● **Source material**:
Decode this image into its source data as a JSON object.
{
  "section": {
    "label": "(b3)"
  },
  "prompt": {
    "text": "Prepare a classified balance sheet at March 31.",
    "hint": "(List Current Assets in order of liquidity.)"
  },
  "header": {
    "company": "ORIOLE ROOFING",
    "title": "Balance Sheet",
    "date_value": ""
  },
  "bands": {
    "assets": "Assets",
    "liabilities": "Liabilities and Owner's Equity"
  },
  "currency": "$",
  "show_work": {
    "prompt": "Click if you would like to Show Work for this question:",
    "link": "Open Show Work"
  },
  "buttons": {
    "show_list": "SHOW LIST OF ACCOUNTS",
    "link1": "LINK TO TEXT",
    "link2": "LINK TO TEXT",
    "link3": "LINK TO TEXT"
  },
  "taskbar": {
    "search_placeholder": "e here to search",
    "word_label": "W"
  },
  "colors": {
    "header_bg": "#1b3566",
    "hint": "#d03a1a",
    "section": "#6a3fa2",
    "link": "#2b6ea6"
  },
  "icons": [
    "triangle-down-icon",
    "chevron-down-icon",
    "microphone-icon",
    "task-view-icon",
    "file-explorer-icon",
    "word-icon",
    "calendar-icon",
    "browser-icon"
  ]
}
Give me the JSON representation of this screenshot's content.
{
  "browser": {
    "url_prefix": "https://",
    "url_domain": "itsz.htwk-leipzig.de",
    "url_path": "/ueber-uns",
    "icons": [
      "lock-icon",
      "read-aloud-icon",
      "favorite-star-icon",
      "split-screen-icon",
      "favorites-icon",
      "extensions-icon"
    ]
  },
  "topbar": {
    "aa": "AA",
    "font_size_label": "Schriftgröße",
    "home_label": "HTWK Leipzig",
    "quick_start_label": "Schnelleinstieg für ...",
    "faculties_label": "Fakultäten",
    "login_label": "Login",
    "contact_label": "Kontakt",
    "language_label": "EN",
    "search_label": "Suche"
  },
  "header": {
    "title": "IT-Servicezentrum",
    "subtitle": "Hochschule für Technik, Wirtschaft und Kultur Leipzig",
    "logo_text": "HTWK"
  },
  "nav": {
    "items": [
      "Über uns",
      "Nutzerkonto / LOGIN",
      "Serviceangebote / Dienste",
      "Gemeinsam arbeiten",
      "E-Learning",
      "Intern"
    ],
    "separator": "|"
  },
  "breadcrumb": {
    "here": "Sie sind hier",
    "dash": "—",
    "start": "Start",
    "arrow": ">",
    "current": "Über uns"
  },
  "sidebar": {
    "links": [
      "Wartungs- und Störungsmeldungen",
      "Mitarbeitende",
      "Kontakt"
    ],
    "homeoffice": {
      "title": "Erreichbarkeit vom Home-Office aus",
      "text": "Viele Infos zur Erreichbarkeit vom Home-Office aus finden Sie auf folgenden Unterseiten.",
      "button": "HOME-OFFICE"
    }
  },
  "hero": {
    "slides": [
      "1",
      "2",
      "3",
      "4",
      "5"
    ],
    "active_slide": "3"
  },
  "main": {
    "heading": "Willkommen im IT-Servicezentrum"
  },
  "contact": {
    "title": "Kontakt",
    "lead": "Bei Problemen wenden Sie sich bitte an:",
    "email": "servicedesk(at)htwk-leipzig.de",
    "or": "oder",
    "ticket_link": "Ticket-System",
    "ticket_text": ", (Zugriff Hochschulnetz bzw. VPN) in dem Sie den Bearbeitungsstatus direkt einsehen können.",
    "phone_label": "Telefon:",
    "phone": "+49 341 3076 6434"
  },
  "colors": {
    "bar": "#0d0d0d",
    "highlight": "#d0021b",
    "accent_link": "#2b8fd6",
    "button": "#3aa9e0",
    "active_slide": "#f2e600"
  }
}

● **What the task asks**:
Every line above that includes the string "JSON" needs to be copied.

● **Task result**:
Decode this image into its source data as a JSON object.
Give me the JSON representation of this screenshot's content.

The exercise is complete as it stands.